What you will do → Report all lines of the records that contain "tous".

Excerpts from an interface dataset
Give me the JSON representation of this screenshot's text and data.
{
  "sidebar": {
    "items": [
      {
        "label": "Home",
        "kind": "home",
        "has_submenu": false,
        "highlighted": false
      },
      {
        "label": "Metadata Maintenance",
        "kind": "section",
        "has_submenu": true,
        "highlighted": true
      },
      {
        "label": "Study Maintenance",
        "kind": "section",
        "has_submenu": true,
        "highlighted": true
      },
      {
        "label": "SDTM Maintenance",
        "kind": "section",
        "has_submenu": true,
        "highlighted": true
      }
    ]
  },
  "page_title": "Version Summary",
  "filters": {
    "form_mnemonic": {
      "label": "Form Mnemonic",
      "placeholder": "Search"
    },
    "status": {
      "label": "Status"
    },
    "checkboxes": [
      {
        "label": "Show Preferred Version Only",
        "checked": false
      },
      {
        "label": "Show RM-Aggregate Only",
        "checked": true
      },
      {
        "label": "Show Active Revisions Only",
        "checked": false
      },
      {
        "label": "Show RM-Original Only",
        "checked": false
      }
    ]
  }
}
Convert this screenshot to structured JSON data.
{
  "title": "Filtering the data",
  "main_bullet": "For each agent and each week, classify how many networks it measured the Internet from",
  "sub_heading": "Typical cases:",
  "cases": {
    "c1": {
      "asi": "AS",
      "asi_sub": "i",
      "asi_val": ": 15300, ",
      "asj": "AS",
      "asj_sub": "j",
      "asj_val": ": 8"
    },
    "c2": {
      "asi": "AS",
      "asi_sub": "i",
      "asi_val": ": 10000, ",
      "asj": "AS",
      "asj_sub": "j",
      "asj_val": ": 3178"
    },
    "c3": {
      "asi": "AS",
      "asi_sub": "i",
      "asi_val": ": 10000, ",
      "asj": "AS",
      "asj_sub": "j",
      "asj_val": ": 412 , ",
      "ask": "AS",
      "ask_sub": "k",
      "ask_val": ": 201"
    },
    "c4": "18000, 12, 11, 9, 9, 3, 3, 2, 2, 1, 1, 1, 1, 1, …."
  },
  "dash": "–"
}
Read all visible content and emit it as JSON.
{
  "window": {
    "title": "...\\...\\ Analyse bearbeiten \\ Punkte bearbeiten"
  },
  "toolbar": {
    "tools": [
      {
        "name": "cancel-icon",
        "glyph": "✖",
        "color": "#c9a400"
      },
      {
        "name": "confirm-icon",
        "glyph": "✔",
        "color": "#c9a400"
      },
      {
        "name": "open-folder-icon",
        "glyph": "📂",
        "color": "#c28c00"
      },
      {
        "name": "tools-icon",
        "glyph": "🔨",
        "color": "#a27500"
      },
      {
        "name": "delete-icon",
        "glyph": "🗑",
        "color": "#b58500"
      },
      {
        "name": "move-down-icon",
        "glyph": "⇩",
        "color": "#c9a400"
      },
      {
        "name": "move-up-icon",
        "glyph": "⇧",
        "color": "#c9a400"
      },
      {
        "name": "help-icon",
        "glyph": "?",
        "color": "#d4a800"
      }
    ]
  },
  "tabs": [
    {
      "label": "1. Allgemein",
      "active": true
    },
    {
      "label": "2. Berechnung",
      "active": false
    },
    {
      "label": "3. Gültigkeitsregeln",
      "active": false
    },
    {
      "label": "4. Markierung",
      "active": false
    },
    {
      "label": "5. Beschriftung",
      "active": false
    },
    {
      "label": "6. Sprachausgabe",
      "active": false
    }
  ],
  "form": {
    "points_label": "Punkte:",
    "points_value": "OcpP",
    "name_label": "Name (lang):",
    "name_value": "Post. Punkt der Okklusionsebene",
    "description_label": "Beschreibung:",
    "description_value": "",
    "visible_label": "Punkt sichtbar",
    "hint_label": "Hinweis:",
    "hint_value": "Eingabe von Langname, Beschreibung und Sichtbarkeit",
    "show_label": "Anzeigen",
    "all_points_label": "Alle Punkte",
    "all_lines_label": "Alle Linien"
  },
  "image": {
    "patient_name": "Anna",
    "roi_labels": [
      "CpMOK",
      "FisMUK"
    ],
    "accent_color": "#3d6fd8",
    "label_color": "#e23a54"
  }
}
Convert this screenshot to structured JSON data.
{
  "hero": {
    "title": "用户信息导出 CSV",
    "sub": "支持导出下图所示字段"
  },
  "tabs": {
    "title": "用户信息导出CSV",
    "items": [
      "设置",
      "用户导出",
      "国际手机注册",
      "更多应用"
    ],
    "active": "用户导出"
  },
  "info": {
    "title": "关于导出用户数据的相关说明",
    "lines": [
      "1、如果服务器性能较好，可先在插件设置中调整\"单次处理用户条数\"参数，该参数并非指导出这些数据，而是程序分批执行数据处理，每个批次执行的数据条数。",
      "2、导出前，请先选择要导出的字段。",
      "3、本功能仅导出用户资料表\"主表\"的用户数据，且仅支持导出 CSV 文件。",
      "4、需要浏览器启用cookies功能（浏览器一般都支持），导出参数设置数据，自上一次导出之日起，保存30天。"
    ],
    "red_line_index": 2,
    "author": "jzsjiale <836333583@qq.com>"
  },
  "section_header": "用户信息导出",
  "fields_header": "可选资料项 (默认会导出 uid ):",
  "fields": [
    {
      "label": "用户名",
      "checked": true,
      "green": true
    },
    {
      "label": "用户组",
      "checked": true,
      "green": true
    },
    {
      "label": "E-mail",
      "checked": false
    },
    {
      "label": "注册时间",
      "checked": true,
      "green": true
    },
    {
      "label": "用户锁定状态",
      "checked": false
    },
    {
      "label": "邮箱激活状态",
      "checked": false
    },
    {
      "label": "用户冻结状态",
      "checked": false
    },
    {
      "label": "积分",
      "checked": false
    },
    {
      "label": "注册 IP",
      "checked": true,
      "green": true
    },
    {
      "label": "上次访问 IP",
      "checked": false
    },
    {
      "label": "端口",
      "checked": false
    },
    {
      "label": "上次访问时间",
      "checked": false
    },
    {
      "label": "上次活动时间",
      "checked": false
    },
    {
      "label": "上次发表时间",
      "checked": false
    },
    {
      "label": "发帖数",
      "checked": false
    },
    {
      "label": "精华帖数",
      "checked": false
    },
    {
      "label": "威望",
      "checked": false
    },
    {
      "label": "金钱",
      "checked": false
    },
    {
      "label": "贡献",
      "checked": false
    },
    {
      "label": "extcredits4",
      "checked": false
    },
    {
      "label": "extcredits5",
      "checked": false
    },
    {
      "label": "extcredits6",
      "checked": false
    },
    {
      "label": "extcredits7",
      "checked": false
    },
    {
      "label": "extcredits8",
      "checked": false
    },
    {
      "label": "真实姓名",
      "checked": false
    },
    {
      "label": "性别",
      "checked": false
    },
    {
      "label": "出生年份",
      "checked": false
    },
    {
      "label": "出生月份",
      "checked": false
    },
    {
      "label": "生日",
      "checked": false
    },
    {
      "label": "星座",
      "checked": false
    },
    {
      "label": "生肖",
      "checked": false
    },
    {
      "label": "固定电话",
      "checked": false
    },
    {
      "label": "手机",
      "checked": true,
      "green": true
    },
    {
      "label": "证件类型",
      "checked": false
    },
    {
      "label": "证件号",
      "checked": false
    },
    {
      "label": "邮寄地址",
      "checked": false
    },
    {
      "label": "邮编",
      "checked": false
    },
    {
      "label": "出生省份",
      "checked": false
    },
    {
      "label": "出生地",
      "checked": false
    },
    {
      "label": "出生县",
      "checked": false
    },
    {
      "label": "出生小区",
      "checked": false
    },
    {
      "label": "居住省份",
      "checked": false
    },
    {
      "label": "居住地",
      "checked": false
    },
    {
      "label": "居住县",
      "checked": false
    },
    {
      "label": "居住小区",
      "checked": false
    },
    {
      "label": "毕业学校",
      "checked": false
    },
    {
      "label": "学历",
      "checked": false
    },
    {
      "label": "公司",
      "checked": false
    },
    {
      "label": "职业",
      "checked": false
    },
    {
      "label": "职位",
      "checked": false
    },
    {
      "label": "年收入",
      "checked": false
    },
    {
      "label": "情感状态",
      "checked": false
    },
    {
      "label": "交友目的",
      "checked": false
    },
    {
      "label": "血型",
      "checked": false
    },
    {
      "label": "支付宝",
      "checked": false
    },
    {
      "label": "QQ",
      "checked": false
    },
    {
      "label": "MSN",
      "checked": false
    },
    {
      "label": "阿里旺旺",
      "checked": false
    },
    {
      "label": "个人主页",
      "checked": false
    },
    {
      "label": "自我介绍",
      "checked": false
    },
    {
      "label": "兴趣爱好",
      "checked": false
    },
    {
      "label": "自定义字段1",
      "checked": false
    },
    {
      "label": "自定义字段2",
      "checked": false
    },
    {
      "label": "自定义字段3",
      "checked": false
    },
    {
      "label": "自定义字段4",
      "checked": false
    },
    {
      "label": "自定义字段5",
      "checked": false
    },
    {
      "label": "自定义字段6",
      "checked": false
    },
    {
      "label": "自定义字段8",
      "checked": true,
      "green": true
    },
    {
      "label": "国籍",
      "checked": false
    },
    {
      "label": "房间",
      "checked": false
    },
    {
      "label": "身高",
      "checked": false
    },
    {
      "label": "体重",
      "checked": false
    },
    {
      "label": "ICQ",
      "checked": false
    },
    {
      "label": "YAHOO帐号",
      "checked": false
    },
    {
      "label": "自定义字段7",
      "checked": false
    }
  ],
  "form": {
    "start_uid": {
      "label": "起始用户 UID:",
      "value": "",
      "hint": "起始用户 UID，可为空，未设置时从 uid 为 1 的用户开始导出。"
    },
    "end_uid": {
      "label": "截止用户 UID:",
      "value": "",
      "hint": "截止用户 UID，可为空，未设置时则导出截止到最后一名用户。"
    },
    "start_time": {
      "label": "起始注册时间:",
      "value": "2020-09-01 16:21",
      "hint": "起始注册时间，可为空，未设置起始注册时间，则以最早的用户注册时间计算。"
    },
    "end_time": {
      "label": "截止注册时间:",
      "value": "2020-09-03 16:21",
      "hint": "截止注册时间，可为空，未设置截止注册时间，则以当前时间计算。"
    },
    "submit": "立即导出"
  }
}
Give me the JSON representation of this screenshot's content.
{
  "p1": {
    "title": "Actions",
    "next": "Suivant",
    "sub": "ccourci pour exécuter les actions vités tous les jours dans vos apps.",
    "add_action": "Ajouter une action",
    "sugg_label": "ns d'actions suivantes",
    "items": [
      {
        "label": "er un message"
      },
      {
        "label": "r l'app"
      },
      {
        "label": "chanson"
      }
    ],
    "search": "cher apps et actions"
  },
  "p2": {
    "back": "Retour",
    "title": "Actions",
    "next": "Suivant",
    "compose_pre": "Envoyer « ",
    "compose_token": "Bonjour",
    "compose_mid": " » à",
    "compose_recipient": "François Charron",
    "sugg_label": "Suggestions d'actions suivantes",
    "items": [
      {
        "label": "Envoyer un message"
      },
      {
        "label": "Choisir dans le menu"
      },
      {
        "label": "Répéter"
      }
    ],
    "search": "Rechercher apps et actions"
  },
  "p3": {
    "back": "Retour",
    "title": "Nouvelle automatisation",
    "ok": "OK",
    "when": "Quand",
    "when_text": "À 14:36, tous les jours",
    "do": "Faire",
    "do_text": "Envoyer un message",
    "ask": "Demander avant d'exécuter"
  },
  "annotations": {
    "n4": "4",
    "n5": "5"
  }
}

Exercise solution →
    "sub": "ccourci pour exécuter les actions vités tous les jours dans vos apps.",
    "when_text": "À 14:36, tous les jours",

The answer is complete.